Ominous prophecies and dreams have long foretold the downfall of the cosmos and of its gods and goddesses along with it. When the first of these prophesied events comes to pass – the beloved god Baldur will be killed by Loki and consigned to the underworld – the gods must to face the fact they can no longer escape their tragic destiny. They prepare as well as they can. Odin takes a great deal of time and care selecting the ablest human warriors to join him in the final battle against the world-devouring giants. But, deep down, they knew that all of their desperate actions are in vain.

In Midgard, the realm of human civilization, people abandon their traditional ways, disregarded the bonds of kinship, and sink into a wayward, listless nihilism. The gods aren't exactly innocent of these same charges, however. They have broken oaths and fallen short of their expectations of one another on many occasions. Three winters will come in a row with no summer in between, a plodding, devastating season of darkness and frigidity which the prophecies had called the Fimbulwinter (“The Great Winter”).

At last, the pseudo-god Loki and his son, the dreaded wolf Fenrir, who had both been chained up to prevent them from wreaking further destruction in the Nine Worlds, will break free of their fetters and set about doing precisely what the gods who had imprisoned them had feared. Yggdrasil, the great world-tree that holds the Nine Worlds in its branches and roots, begins to tremble.

The far-seeing Heimdall, the watchman of the gods’ fortress, Asgard, will be the first to spy a vast army of giants headed for the celestial stronghold. Among the gruesome mass was the gods’ fickle friend, Loki, at the helm of the ship Naglfar (“Ship of the Dead”). Heimdall sounded his horn Gjallarhorn (“Resounding Horn”) to alert the gods, who are no doubt alarmed and despairing.

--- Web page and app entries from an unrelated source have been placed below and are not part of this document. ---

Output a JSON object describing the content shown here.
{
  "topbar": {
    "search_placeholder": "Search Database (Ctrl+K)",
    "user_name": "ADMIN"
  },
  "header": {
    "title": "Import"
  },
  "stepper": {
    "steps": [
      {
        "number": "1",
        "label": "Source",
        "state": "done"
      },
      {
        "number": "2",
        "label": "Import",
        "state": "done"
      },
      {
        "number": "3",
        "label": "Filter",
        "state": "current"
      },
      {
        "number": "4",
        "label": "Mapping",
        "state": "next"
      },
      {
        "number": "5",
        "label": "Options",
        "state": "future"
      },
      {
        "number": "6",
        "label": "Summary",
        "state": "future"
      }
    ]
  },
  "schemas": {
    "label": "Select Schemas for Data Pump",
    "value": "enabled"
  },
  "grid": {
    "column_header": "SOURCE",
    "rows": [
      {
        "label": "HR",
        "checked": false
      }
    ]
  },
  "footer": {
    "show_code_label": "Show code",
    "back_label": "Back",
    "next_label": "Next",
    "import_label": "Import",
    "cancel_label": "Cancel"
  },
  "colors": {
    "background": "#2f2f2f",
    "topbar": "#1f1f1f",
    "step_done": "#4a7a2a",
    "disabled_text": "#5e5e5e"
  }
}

The giants set about destroying the abode of the gods and the entire cosmos along with it. Fenrir, the great wolf, will run across the land with his lower jaw on the ground and his upper jaw scraping against the heavens, consuming everything in between. Even the sun itself will be drug from its height and into the beast’s stomach. Surt, a giant bearing a flaming sword, will sweep across the earth and leave nothing but an inferno in his wake.

But the Gods will fight valiantly to the end. Thor and the sea serpent Jormungand will slay each other, as do Surt and the god Freyr, and likewise Heimdall and Loki. Odin and Tyr both fall to Fenrir and Garmr respectively, who is then killed by Vidar, Odin’s son and avenger.

At last, in the ultimate reversal of the original process of creation, the ravaged land will sink back into the sea and vanished below the waves. The perfect darkness and silence of the anti-cosmic void, Ginnungagap, reigning once more.

But this age of death and repose will not last forever. Soon the earth will once again raise from the ocean. Baldur returns from the underworld, and the gladdened land becomes more lush and fruitful than it had been since it was created the previous time. A new human pair, Lif and Lifthrasir, awaken in the green world. The gods, too, return and resumed their merrymaking.

Personal tools
For Fighters
For Craftsman